A survey of American parents reveals marked differences the the health anxieties parents harbor for their children, but two digital age worries, sexting and Internet safety, make the top ten lists for black, Hispanic, and Anglo parents alike.
Interestingly, school violence doesn’t make the list for white parents, though it does from Hispanics and African Americans, while worries racial inequalities, high on the list of black parental concerns, the anxiety doesn’t make the lists of the other two groups.
From the C.S. Mott Children’s Hospital National Poll on Children’s Health:
In the C.S. Mott Children’s Hospital National Poll on Children’s Health 2016 survey of child health concerns, a national sample of adults reported numerous mental health issues as “big problems” for US children and teens aged 0-17 years. Overall, 7 of the Top 10 concerns reflect children’s mental health: either specific mental health problems (depression, stress and suicide) or issues that often have an underlying mental health component (bullying, obesity, drug abuse, school violence).
When the 2016 Top 10 results are presented separately by the racial/ethnic groups of the adults responding, bullying is the #1 concern among black and Hispanic adults, and #2 among white adults. However, the poll shows some key differences across racial/ethnic groups:
- For black adults, racial inequities and school violence are the #2 and #3 health concerns – neither of which appears in the Top 10 list for white adults.
- Black adults are the only group with gun injuries and hunger ranked in the Top 10.
- Childhood obesity and drug abuse are in the top three “big problems” for white and Hispanic adults, but lower on the list for black adults.
- Teen pregnancy appears in the Top 10 among Hispanic adults, but not among black or white adults.
- While depression ranks #9 or #10 across all racial/ethnic groups, only white adults have suicide in the Top 10.
Differences in Concerns about Racial Inequities, Suicide
Consistently, black and Hispanic adults are more likely than white adults to label health topics as a “big problem.” However, the magnitude of the disparity differs across topics. For example, a large gap exists between black adults (61%) and white adults (17%) citing racial inequities as a “big problem” for US children. A smaller difference is seen for suicide (53% of Hispanic adults vs 36% of white adults).
This 10th annual Top 10 survey reveals key differences across racial/ethnic groups in the issues viewed as “big problems” for children – reflecting how contemporary topics vary in importance to different communities.
Comparing the Top 10 lists across racial/ethnic groups helps to illustrate this point. For black adults, the emergence of racial inequities, school violence and gun injuries in the Top 10 mirrors national attention regarding the safety of black youth. The presence of teen pregnancy as a Top 10 child health concern among Hispanic adults may reflect cultural attitudes unique to that group. For white adults, the presence of suicide at #8 reflects the importance of this mental health issue, relative to other concerns.
Black and Hispanic adults were more likely than white adults to rate all topics as a “big problem” for US children and teens. But the magnitude of the difference varied, from large differences in black vs white views of racial inequities as child health concerns, to fairly similar ratings of suicide.
This year, several Top 10 concerns directly relate to the mental health of children.
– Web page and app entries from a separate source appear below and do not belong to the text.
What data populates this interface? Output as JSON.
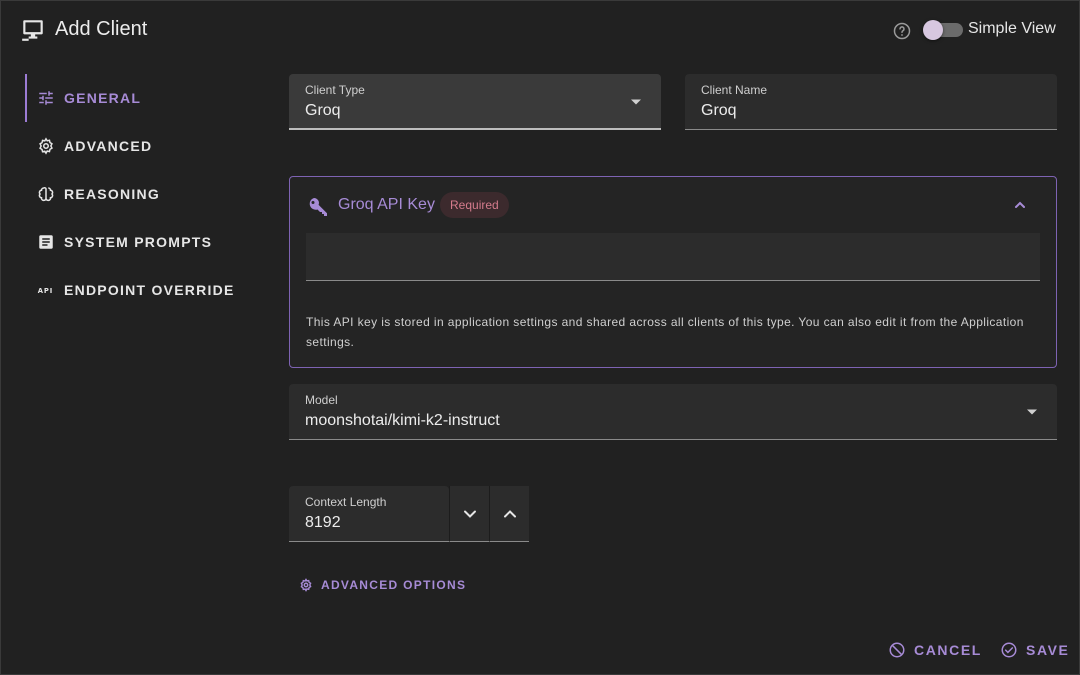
{
  "dialog": {
    "title": "Add Client",
    "simple_view_label": "Simple View",
    "simple_view_on": false
  },
  "sidebar": {
    "items": [
      {
        "label": "General",
        "icon": "tune-icon",
        "active": true
      },
      {
        "label": "Advanced",
        "icon": "gear-icon",
        "active": false
      },
      {
        "label": "Reasoning",
        "icon": "brain-icon",
        "active": false
      },
      {
        "label": "System Prompts",
        "icon": "text-box-icon",
        "active": false
      },
      {
        "label": "Endpoint Override",
        "icon": "api-icon",
        "active": false
      }
    ]
  },
  "form": {
    "client_type": {
      "label": "Client Type",
      "value": "Groq"
    },
    "client_name": {
      "label": "Client Name",
      "value": "Groq"
    },
    "api_key": {
      "title": "Groq API Key",
      "badge": "Required",
      "value": "",
      "hint": "This API key is stored in application settings and shared across all clients of this type. You can also edit it from the Application settings."
    },
    "model": {
      "label": "Model",
      "value": "moonshotai/kimi-k2-instruct"
    },
    "context_length": {
      "label": "Context Length",
      "value": "8192"
    },
    "advanced_options_label": "Advanced Options"
  },
  "footer": {
    "cancel_label": "Cancel",
    "save_label": "Save"
  },
  "colors": {
    "accent": "#a78bd6",
    "badge_text": "#d47b8c",
    "background": "#212121"
  }
}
Concerns about bullying, stress, suicide and depression reflect increased attention to the complexities that affect many aspects of childhood including school performance, peer and family relationships, and successful transition to adulthood. Mental health issues can also increase children’s risk for obesity, drug abuse, and other health problems. The broad recognition of mental health as a key child health concern supports the importance of ensuring access to mental health services for all US children.
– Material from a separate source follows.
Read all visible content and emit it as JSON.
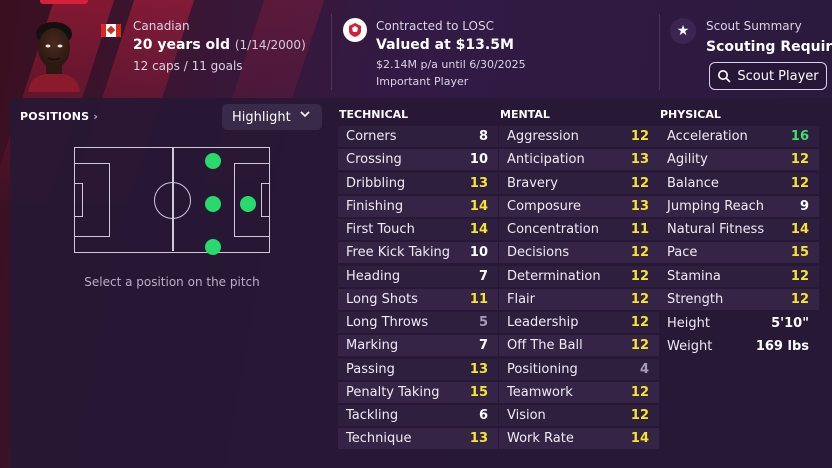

This report presents findings from a nationally representative household survey conducted exclusively by GfK Custom Research, LLC (GfK), for C.S. Mott Children’s Hospital via a method used in many published studies. The survey was administered in May 2016 to a randomly selected, stratified group of adults age 18 and older (n=2,100). Adults were selected from GfK’s web-enabled KnowledgePanel® that closely resembles the U.S. population. The sample was subsequently weighted to reflect population figures from the Census Bureau. The survey completion rate was 63% among panel members contacted to participate. The margin of error is ± 3-12 percentage points.